Michael Chertoff, Chairman of the Chertoff Group; United States Secretary of Homeland Security (2005-2009); Judge on the United States Court of Appeals for the Third Circuit (2003-2005)
Eliot Cohen, Director of the Strategic Studies Program at the School of Advanced International Studies, Johns Hopkins University; Counselor to the United States Department of State (2007-2009); Defense Policy Advisory Board Member (2001-2009)
Norm Coleman, Chairman of the Board, American Action Network; Adviser to the Republican Jewish Coalition; United States Senator (R-MN) (2003-2009)
John Danilovich, Member of the Trilantic European Advisory Council; CEO of Millennium Challenge Corporation (2005-2009); Ambassador to Brazil (2004-2005); Ambassador to Costa Rica (2001-2004)
Paula Dobriansky, Senior Fellow at the John F. Kennedy School of Government, Harvard University; Under Secretary of State for Democracy and Global Affairs (2001-2009)
Eric Edelman, Visiting Scholar at School of Advanced International Studies at Johns Hopkins University; Under Secretary of Defense for Policy (2005-2009); Principal Deputy Assistant to the Vice President for National Security Affairs (2001-2003)
Michael Hayden, Principal of the Chertoff Group; Director of the Central Intelligence Agency (2006-2009); Director of the National Security Agency (1999-2005)
[ ]…MADDOW: With the greatest American failure in American policy hung around their necks. With the Project for a New American Century, neocon, fantasy a punchline now, Mitt Romney as a presidential candidate has decided to embrace them.
Conservatives gave the U.S. the economic shaft – spending trillions, weakening regulations, not enforcing the ones we had, cutting taxes instead of paying for the trillions they spent on Iraq and Afghanistan so that billionaires could have even more unearned income – the economic zombies. Why is it outrageous to think they have learned nothing from Iraq. Core conservatives are foreign policy zombies as well. Perhaps not the Ron Paul conservaterians, but that still leaves a lot of conservatives who think that if we started a war with Iran we could get it right this time.
Santorum is feeling cocky these days, Santorum Unloads On “Occupier” Romney

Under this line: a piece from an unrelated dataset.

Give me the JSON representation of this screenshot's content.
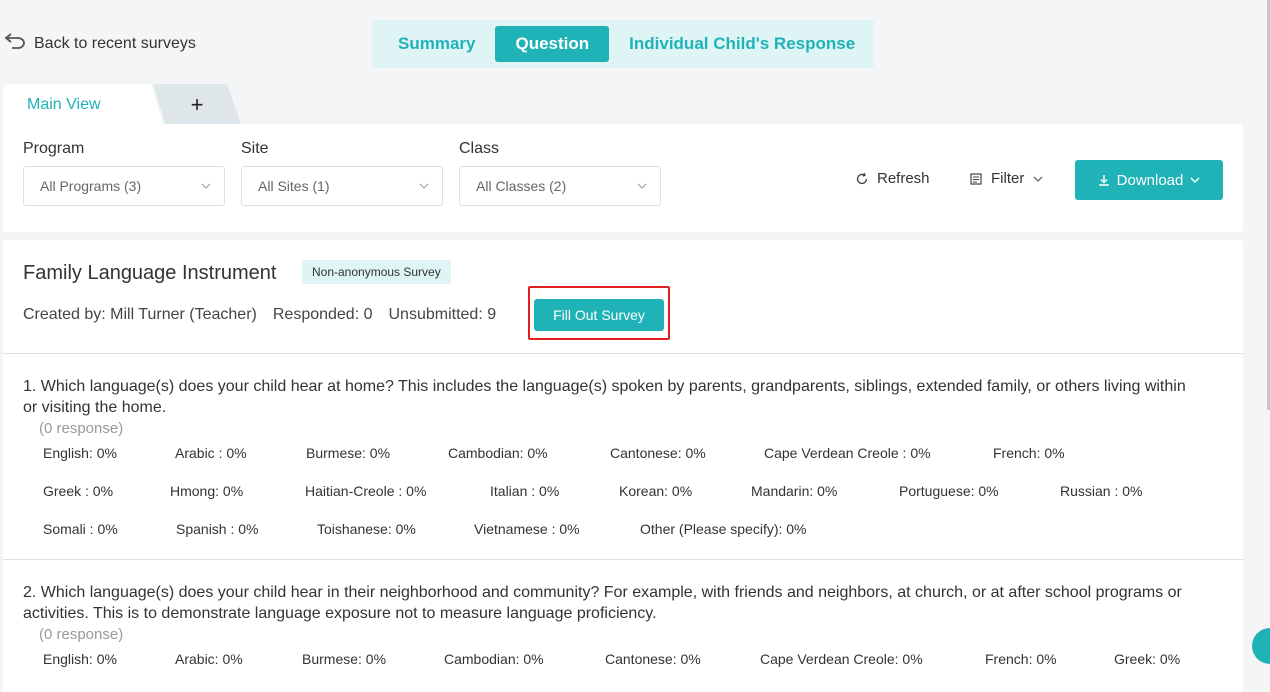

Sen. Rick Santorum struck a sharper tone on the campaign trail today, criticizing Mitt Romney for questioning his conservative values and calling him an “Occupy Wall Street adherent.”
“It’s absolutely laughable to have a liberal governor of Massachusetts say that I am not a conservative,” Santorum said, attacking Romney’s tax plan. “We have a candidate for president who is campaigning as an Occupy Wall Street adherent.”
“He doesn’t understand how America works any more than Barack Obama understands how America works,” Santorum said, about Romney’s plan to cap wealthy individuals’ ability to deduct charitable contributions. ( this link is from a conservative slated media site, so judge the slant accordingly)
His holiness the former pope of K-Street Corruption, he and only he, in his magnificence understands how the USA works. Noting that while arrogance is rampant in politics, Santorum might be part of the mother lode of swelled head spores.